Sunday, January 7, 2007

Fixing a static method code smell

Static methods are a clue that a piece of code might not be conforming well to object oriented design principles. Its probably not as well designed as it could be, or as reusable as it could be. Most of all, its probably not as testable as it could be. The contents of the method often belong on one of the objects being worked on, and sometimes belong in a whole new object unto themselves.

The first clue for how to fix it is to look at the parameters being worked on in the method. If it is, then you can convert the method to an instance method on that object. IntelliJ IDEA has a refactoring option called "Convert To Instance Method...", which will ask you which parameter to move the method to. If you're not using IntelliJ IDEA, you can move the method to the appropriate Object, delete the parameter, and use this instead.

public class AccountFunctions {public static void withdraw(Long amountInCents, Account account) {// ...}}

becomes:

public class Account {public void withdraw(Long amountInCents) {// ...}}

The second clue for how to fix it is to look at the local variables being used in the method. It's possible that the contents of the method belongs on one of them instead of one of the parameters. Maybe a singleton object is being accessed in the method for example. In this case, the solution is similar to the first option, except that the parameters all still exist.

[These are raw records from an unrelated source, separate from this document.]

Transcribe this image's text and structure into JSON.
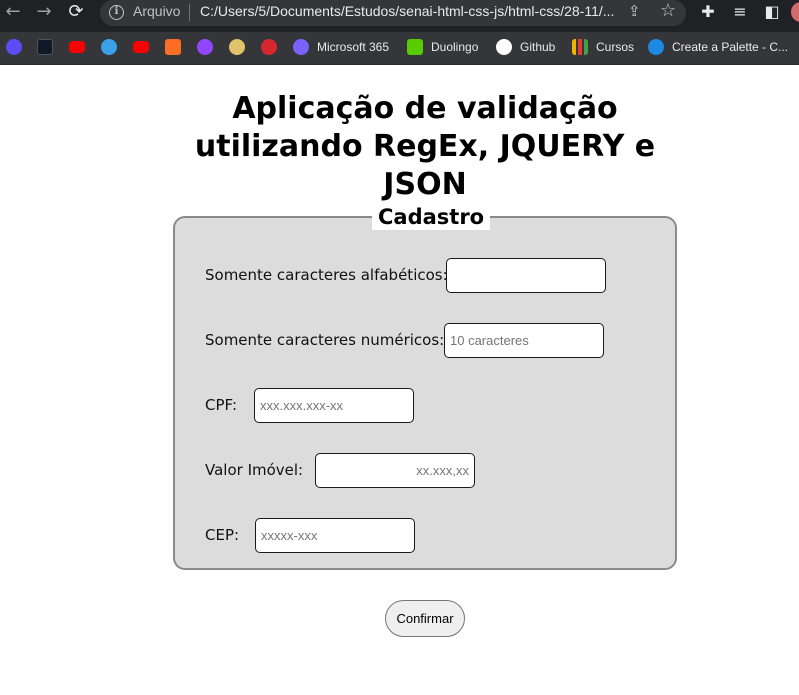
{
  "browser": {
    "nav": {
      "back": "←",
      "forward": "→",
      "reload": "⟳"
    },
    "address_bar": {
      "security_label": "Arquivo",
      "url": "C:/Users/5/Documents/Estudos/senai-html-css-js/html-css/28-11/..."
    },
    "bookmarks": [
      {
        "label": "",
        "icon": "bookmark-app-icon",
        "color": "#5b4cf5"
      },
      {
        "label": "",
        "icon": "amazon-icon",
        "color": "#111827"
      },
      {
        "label": "",
        "icon": "youtube-icon",
        "color": "#ff0000"
      },
      {
        "label": "",
        "icon": "app-icon",
        "color": "#3aa0e8"
      },
      {
        "label": "",
        "icon": "youtube-icon",
        "color": "#ff0000"
      },
      {
        "label": "",
        "icon": "gitlab-icon",
        "color": "#fc6d26"
      },
      {
        "label": "",
        "icon": "twitch-icon",
        "color": "#9146ff"
      },
      {
        "label": "",
        "icon": "onepiece-icon",
        "color": "#e0c36a"
      },
      {
        "label": "",
        "icon": "mega-icon",
        "color": "#d9272e"
      },
      {
        "label": "Microsoft 365",
        "icon": "microsoft365-icon",
        "color": "#7b61ff"
      },
      {
        "label": "Duolingo",
        "icon": "duolingo-icon",
        "color": "#58cc02"
      },
      {
        "label": "Github",
        "icon": "github-icon",
        "color": "#ffffff"
      },
      {
        "label": "Cursos",
        "icon": "chart-icon",
        "color": "#f2b200"
      },
      {
        "label": "Create a Palette - C...",
        "icon": "palette-icon",
        "color": "#1e88e5"
      }
    ]
  },
  "page": {
    "title": "Aplicação de validação utilizando RegEx, JQUERY e JSON",
    "form": {
      "legend": "Cadastro",
      "fields": [
        {
          "label": "Somente caracteres alfabéticos:",
          "placeholder": ""
        },
        {
          "label": "Somente caracteres numéricos:",
          "placeholder": "10 caracteres"
        },
        {
          "label": "CPF:",
          "placeholder": "xxx.xxx.xxx-xx"
        },
        {
          "label": "Valor Imóvel:",
          "placeholder": "xx.xxx,xx"
        },
        {
          "label": "CEP:",
          "placeholder": "xxxxx-xxx"
        }
      ]
    },
    "confirm_label": "Confirmar"
  }
}
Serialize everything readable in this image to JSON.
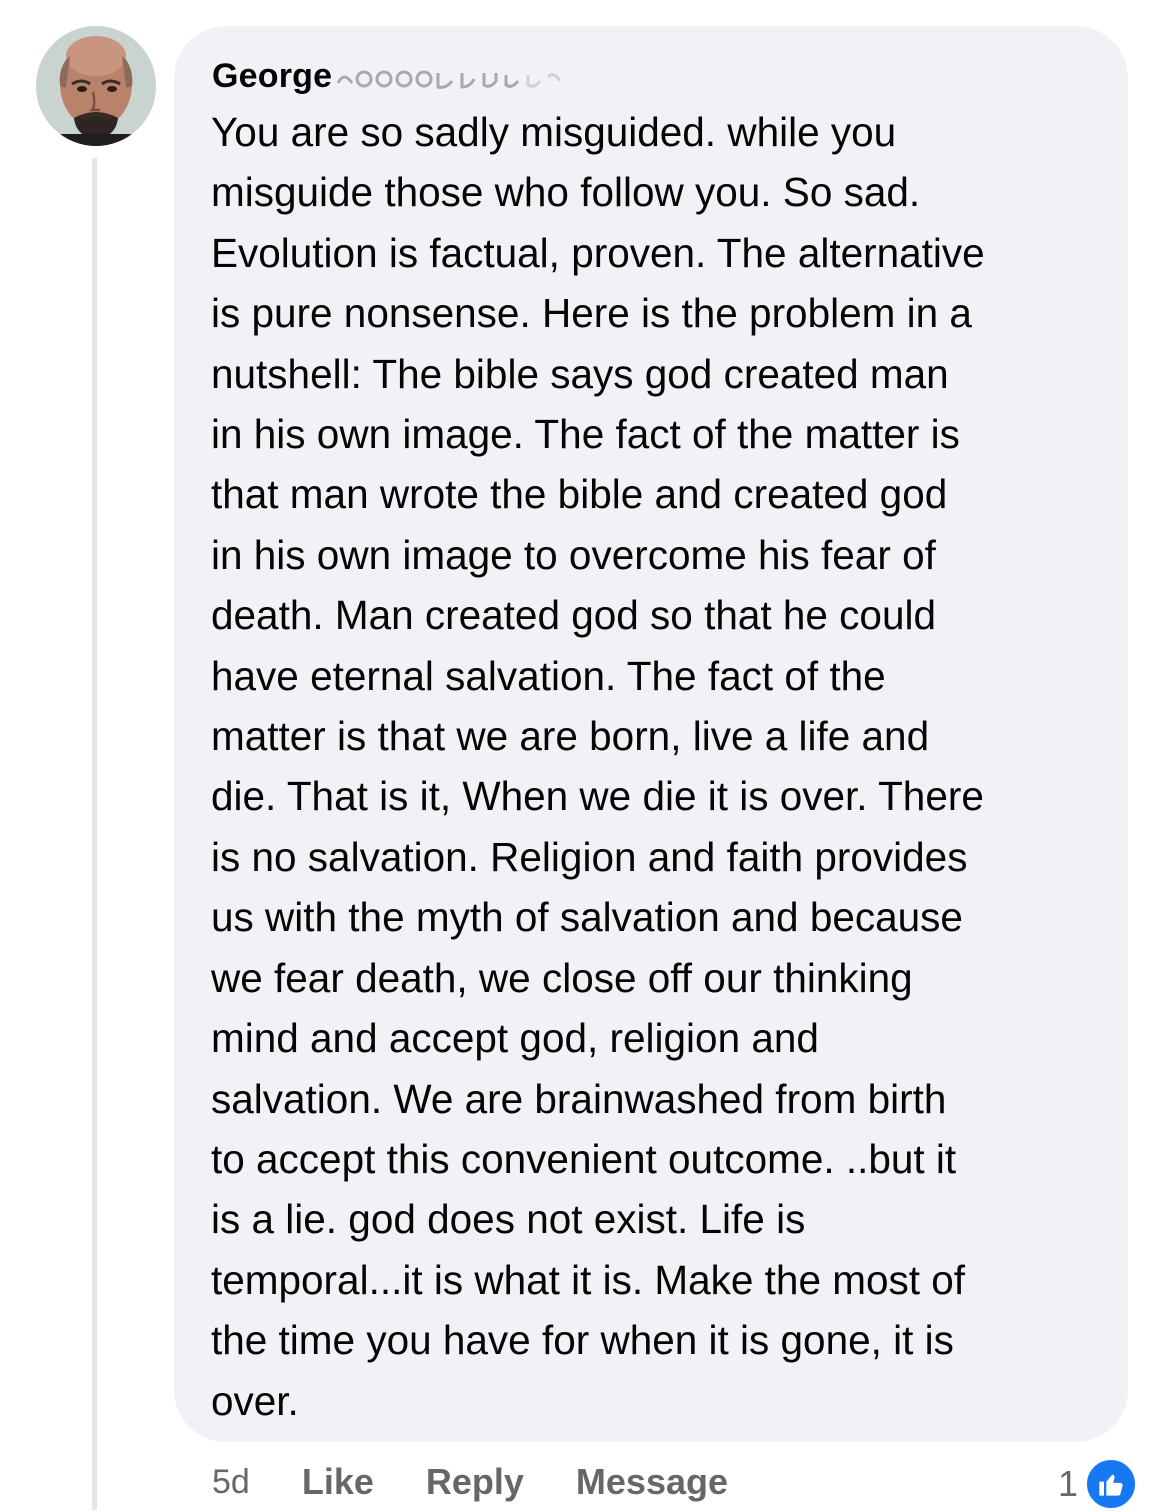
{
  "comment": {
    "author": "George",
    "author_suffix_obscured": true,
    "text_lines": [
      "You are so sadly misguided. while you",
      "misguide those who follow you. So sad.",
      "Evolution is factual, proven. The alternative",
      "is pure nonsense. Here is the problem in a",
      "nutshell: The bible says god created man",
      "in his own image. The fact of the matter is",
      "that man wrote the bible and created god",
      "in his own image to overcome his fear of",
      "death. Man created god so that he could",
      "have eternal salvation. The fact of the",
      "matter is that we are born, live a life and",
      "die. That is it, When we die it is over. There",
      "is no salvation. Religion and faith provides",
      "us with the myth of salvation and because",
      "we fear death, we close off our thinking",
      "mind and accept god, religion and",
      "salvation. We are brainwashed from birth",
      "to accept this convenient outcome. ..but it",
      "is a lie. god does not exist. Life is",
      "temporal...it is what it is. Make the most of",
      "the time you have for when it is gone, it is",
      "over."
    ]
  },
  "actions": {
    "time": "5d",
    "like_label": "Like",
    "reply_label": "Reply",
    "message_label": "Message"
  },
  "reactions": {
    "count": "1",
    "icon": "thumbs-up-icon"
  },
  "colors": {
    "bubble_bg": "#f0f2f5",
    "text": "#050505",
    "secondary_text": "#65676b",
    "like_blue": "#1877f2",
    "thread_line": "#e4e6ea"
  }
}
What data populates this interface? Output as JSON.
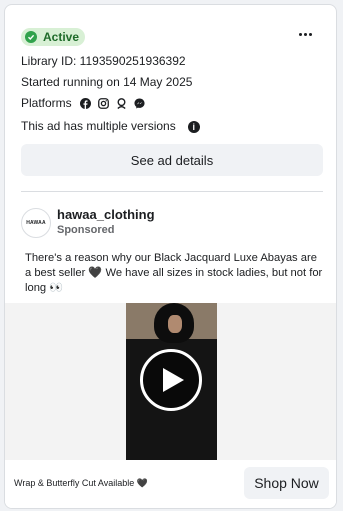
{
  "status": {
    "label": "Active",
    "color": "#31a24c"
  },
  "library_id": "Library ID: 1193590251936392",
  "started": "Started running on 14 May 2025",
  "platforms": {
    "label": "Platforms",
    "icons": [
      "facebook-icon",
      "instagram-icon",
      "audience-network-icon",
      "messenger-icon"
    ]
  },
  "versions_note": "This ad has multiple versions",
  "details_button": "See ad details",
  "advertiser": {
    "name": "hawaa_clothing",
    "avatar_text": "HAWAA",
    "sponsored": "Sponsored"
  },
  "ad_text": "There's a reason why our Black Jacquard Luxe Abayas are a best seller 🖤 We have all sizes in stock ladies, but not for long 👀",
  "footer": {
    "caption": "Wrap & Butterfly Cut Available 🖤",
    "cta": "Shop Now"
  }
}
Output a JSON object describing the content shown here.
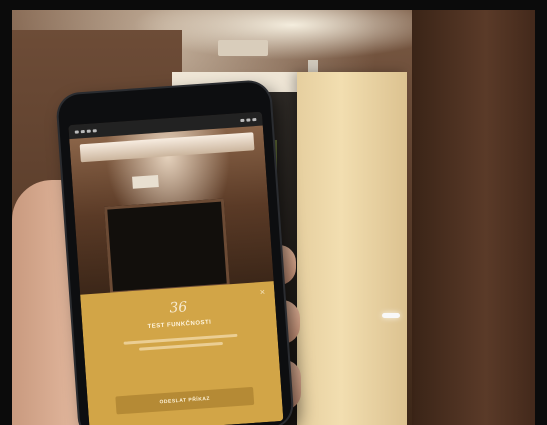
{
  "scene": {
    "description_colors": {
      "wall": "#5c3e2c",
      "door": "#f2deb0",
      "card": "#d2a547",
      "button": "#b58a35"
    }
  },
  "phone_app": {
    "card": {
      "logo": "36",
      "title": "TEST FUNKČNOSTI",
      "button_label": "ODESLAT PŘÍKAZ"
    }
  },
  "icons": [
    "close-icon"
  ]
}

public class CartFunctions {public static void addItemToCart(Long itemId) {Cart cart = Cart.getInstance();List items = cart.getItems();items.add(itemId);}}

becomes:

public class Cart {public void addItem(Long itemId) {// ...}}

The third clue for how to fix it is to create a completely new class just for the static method. The parameters on the method become instance variables, and a constructor should be created that takes them as parameters. The method itself becomes an instance method on that class that uses the instance variables instead of having parameters to it.

public class DatabaseFunctions {public static String buildSelectStatement(String tableName, Collection columns,Collection conditions, Collection orderBys) {// ...}}

becomes:

public class Query {private String _tableName;private Collection _columns;private Collection _conditions;private Collection _orderBys;public Query(String tableName, Collection columns, Collection conditions, Collection orderBys) {}public String toSql() {// ...}}